### WORK TO COMPLETE
An exact reprint of all the records is the expected answer.

### GIVEN INFORMATION
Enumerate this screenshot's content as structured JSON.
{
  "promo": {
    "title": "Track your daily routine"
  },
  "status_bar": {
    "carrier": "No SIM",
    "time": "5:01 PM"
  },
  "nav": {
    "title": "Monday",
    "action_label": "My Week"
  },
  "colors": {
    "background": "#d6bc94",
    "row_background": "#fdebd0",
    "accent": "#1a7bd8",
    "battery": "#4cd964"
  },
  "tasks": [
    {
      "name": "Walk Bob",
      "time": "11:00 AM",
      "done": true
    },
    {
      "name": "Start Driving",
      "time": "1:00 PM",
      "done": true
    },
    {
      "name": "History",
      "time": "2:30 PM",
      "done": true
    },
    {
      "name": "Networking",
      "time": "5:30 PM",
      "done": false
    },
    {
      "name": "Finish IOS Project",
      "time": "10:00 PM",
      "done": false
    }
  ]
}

### WRITTEN RESPONSE
Enumerate this screenshot's content as structured JSON.
{
  "promo": {
    "title": "Track your daily routine"
  },
  "status_bar": {
    "carrier": "No SIM",
    "time": "5:01 PM"
  },
  "nav": {
    "title": "Monday",
    "action_label": "My Week"
  },
  "colors": {
    "background": "#d6bc94",
    "row_background": "#fdebd0",
    "accent": "#1a7bd8",
    "battery": "#4cd964"
  },
  "tasks": [
    {
      "name": "Walk Bob",
      "time": "11:00 AM",
      "done": true
    },
    {
      "name": "Start Driving",
      "time": "1:00 PM",
      "done": true
    },
    {
      "name": "History",
      "time": "2:30 PM",
      "done": true
    },
    {
      "name": "Networking",
      "time": "5:30 PM",
      "done": false
    },
    {
      "name": "Finish IOS Project",
      "time": "10:00 PM",
      "done": false
    }
  ]
}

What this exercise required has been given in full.